━━━━━ THE DATA ━━━━━

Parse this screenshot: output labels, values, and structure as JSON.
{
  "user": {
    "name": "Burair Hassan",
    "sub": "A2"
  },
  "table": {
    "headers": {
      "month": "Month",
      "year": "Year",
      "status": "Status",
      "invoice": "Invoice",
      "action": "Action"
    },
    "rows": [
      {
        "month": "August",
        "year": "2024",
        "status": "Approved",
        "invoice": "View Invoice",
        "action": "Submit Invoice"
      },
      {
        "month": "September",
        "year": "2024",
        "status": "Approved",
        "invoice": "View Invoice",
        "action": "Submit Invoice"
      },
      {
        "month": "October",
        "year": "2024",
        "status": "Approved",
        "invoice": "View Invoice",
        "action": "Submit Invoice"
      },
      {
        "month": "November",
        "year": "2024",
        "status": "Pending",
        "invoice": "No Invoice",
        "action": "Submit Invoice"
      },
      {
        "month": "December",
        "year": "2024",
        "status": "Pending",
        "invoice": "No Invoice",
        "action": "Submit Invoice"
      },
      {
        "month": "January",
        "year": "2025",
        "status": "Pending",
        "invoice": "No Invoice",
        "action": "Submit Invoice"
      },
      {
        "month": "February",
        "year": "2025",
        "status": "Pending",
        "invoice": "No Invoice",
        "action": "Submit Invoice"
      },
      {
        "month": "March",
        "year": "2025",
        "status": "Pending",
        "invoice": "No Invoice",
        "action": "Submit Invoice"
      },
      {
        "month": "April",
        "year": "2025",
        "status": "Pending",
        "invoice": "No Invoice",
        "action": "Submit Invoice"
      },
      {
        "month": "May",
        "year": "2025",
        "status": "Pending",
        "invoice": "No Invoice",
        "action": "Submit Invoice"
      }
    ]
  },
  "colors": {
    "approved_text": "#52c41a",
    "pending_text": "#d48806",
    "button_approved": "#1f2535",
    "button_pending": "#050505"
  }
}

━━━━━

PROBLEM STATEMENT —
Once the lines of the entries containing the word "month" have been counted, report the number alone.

WRITTEN REPLY —
11